Last week in part one of our series, we learned how to integrate Editus within Genesis. In this second part of our two part tutorial series, we’ll dive into how to modify the CSS in Genesis to utilize those beautiful full-width components within Aesop Story Engine.
Install Aesop Story Engine
The first step is easy, get Aesop Story Engine installed. This can be done within your WordPress admin area, just head to the plugins menu, add new, and search for Aesop Story Engine in the WordPress plugin repo.
After you get it installed, we need to add a theme_supports tag so that it will load additional styles for the components. Of course, if you’re the super duper dev that we know you are, you might want to override all the styles and load them yourself. But for now, we’re going to go ahead and load up some extended styles with a simple code snippet.
This is really all that’s needed to get Aesop Story Engine functioning correctly. Next, we’re going to do next is “break” the central column of Genesis, so that the components can be set full-width.
Ever since we first created Aesop Story Engine, our mantra has always been “Content First”. Content precedes design. Without content, you have nothing. So we start with the content, and build out from there. When it comes to posts and pages, we’re talking about the text itself.
[aesop_image lightbox=”off” captionposition=”left” caption=”This illustration depicts setting the width on the paragraph itself, instead of a central column.” align=”center” imgwidth=”600px” img=”https://edituswp.com/wp-content/uploads/2015/04/content-first-ss-3.png”]

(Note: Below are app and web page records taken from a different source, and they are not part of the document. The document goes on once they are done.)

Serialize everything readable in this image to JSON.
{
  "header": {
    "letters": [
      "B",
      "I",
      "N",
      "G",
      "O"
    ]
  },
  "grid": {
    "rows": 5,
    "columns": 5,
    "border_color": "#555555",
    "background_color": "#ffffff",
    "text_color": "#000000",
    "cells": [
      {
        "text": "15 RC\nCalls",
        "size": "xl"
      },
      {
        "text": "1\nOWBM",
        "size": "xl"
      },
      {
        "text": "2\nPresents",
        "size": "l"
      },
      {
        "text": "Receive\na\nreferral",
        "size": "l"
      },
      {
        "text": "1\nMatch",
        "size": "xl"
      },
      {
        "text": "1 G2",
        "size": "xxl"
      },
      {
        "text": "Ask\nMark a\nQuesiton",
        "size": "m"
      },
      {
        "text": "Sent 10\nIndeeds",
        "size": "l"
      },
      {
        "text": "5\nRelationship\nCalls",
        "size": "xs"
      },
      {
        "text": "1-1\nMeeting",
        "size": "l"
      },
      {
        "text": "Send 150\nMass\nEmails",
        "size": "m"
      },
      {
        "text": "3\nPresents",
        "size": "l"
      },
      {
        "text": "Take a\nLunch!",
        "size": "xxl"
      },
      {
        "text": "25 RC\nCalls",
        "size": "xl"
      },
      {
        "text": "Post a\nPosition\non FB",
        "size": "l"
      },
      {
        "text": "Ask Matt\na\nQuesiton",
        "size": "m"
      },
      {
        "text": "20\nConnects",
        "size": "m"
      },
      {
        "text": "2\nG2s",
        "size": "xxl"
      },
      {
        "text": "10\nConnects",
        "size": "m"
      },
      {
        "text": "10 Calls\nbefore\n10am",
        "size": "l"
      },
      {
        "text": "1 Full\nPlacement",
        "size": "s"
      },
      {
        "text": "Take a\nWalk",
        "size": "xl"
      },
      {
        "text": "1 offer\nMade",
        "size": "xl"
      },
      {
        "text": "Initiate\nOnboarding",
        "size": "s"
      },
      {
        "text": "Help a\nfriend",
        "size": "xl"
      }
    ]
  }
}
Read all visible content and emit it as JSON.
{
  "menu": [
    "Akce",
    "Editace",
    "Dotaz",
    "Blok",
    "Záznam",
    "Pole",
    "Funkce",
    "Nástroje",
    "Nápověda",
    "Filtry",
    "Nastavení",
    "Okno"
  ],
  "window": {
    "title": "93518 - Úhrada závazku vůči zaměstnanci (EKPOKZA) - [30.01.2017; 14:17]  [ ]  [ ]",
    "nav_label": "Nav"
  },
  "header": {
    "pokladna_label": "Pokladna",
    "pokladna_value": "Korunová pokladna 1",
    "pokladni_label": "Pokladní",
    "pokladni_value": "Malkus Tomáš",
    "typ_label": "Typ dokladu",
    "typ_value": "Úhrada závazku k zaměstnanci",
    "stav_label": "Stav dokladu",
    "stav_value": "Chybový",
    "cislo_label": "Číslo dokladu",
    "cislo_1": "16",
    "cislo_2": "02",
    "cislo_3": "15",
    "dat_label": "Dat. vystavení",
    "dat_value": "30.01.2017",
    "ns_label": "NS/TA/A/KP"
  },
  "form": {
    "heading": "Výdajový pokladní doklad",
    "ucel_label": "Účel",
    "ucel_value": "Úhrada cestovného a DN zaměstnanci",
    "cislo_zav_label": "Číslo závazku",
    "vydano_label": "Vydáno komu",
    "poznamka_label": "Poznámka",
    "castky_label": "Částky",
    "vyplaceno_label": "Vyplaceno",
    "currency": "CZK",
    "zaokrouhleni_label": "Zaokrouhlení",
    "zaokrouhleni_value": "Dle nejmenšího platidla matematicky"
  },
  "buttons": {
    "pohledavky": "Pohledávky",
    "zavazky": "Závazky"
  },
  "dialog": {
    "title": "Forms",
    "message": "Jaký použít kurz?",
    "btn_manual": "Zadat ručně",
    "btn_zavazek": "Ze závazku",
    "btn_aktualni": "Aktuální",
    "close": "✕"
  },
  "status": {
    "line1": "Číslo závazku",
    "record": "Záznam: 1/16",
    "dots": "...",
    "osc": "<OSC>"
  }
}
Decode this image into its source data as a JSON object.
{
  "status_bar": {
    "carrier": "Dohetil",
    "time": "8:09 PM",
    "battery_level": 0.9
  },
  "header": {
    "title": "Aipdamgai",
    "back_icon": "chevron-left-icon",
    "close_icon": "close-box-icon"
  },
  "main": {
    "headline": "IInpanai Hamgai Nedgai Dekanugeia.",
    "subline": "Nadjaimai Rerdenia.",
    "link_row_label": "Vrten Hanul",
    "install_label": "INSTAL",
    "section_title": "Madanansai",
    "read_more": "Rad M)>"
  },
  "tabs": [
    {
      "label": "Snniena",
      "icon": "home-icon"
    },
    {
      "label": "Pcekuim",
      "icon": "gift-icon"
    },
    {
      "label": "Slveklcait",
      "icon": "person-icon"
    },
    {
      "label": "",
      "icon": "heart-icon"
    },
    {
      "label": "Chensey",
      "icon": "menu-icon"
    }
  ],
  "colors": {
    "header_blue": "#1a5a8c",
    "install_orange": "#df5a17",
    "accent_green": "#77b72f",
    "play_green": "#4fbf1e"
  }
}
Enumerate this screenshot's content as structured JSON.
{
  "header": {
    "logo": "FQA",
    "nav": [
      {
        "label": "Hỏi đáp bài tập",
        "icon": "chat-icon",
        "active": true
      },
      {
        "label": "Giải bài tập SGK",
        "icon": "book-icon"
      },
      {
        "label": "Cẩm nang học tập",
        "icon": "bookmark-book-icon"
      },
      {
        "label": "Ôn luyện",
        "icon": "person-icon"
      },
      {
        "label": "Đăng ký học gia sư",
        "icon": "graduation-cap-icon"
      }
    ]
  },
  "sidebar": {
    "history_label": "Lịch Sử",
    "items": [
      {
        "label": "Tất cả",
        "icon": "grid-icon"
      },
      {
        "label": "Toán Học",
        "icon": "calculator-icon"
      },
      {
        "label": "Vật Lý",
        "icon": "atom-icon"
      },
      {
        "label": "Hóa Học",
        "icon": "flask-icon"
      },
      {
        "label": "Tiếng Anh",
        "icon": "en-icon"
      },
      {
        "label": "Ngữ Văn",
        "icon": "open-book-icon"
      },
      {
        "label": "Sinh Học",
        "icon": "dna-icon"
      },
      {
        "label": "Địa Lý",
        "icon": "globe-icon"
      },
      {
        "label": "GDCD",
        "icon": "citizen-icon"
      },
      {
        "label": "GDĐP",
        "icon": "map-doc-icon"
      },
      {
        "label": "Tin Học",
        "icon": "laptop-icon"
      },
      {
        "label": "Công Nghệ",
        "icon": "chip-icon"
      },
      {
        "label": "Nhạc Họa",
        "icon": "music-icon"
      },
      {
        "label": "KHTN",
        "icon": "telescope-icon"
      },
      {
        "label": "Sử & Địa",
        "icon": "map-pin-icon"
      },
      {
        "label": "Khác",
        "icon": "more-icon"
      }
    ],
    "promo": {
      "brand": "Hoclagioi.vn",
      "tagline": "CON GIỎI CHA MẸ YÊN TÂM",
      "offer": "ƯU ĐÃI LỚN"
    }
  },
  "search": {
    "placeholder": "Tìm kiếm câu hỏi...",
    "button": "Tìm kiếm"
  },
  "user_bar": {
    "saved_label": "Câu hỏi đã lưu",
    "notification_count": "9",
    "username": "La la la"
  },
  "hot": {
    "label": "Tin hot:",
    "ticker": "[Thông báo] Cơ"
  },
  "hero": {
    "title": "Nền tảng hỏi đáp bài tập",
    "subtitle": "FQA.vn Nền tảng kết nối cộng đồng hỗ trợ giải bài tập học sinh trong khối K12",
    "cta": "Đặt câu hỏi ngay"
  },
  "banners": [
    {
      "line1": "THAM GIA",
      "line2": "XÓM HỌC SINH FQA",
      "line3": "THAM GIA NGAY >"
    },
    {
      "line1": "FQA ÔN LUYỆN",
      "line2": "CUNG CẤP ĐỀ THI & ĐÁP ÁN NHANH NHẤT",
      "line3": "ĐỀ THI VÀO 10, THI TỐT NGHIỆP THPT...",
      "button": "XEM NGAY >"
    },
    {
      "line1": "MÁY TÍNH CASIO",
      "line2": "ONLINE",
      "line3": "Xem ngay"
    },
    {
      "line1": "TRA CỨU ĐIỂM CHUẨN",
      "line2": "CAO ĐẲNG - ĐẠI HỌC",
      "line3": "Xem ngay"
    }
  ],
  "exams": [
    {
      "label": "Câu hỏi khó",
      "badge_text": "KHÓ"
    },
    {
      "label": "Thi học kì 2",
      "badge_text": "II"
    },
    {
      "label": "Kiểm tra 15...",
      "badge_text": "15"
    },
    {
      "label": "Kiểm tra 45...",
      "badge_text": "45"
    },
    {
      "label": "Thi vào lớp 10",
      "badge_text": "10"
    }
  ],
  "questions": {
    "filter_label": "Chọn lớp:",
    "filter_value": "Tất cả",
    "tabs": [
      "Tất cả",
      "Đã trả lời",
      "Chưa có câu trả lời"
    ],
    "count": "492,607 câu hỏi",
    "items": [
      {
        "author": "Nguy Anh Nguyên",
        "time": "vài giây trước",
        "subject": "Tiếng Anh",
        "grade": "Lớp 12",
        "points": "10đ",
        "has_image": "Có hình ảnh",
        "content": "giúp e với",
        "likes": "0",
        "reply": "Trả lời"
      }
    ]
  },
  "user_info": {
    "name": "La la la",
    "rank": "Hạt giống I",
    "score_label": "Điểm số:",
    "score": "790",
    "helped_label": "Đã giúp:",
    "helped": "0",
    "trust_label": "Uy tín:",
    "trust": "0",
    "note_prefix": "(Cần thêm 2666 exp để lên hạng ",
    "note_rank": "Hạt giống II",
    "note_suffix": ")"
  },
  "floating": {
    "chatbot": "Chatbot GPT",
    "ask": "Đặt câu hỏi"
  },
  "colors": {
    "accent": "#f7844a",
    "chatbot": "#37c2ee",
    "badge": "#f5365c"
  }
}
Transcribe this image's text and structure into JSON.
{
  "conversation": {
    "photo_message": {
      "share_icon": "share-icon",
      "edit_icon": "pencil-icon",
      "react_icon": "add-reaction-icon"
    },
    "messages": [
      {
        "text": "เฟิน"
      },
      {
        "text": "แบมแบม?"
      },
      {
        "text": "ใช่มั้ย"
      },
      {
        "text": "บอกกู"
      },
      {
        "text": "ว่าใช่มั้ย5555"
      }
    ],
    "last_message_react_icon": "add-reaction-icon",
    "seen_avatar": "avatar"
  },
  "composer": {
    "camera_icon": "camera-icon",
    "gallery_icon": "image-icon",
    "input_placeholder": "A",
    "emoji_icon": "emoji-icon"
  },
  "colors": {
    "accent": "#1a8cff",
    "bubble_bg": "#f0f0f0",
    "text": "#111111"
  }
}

Most themes set a width on a central column. This is normal, but it won’t work for full-bleed components. So what we’re going to do is set the width on the text itself, instead of a central column. This is indeed a drastic departure from normal, and there are other ways of approaching this, but for now, this is the cleanest of them all.
As you’ll see below this is important for Genesis, as by default it has a central column, and the width of the images will not be edge-to-edge.
[aesop_image lightbox=”off” captionposition=”left” caption=”By default the components in Aesop Story Engine won’t be full width without modifying the CSS.” align=”center” imgwidth=”800px” img=”https://edituswp.com/wp-content/uploads/2015/04/genesis-pt-1.png”]
It’s worth noting that WordPress gives us some body classes to work with, so that we can only restrict this to a single post. We won’t be showing that in this tutorial, but all you have to so is apply .aesop-on-genesis.single. Armed with this information, let’s dive in and write some CSS!
We’re going to be using the very handy :not CSS selector, which has pretty good browser support. We’re going to use this and set the width on everything within a post except Aesop components . All Aesop components have an .aesop-component class, so singling these out within a post or page is pretty simple.
[aesop_image lightbox=”off” captionposition=”left” caption=”The CSS that we need to apply to Genesis can either go into it’s settings, or into a child theme.” align=”center” imgwidth=”800px” img=”https://edituswp.com/wp-content/uploads/2015/04/genesis-aesop-settings.png”]
This CSS can go into a child theme, or it can be inserted as a style tag within Genesis settings. For the sake of this tutorial, that’s how we’ll be applying our CSS. The image above shows what this would look like when put inside of Genesis. Also, don’t forget to change the Genesis layout to full-width.
[aesop_image lightbox=”off” captionposition=”left” caption=”After modifying the CSS we can now have full-width Aesop Story Engine components within Genesis.” align=”center” imgwidth=”800px” img=”https://edituswp.com/wp-content/uploads/2015/04/genesis-pt-2.png”]
After we save our settings, and if everything has gone as planned, when we view the front we should see our full width components! Here’s a Github Gist of that CSS snippet in case you need to reference it later.
And the rest as they say, is history!
With very minimal effort we’ve turned Genesis into one powerful story-building theme driven by Aesop Story Engine, and editable all on the front-end with Editus.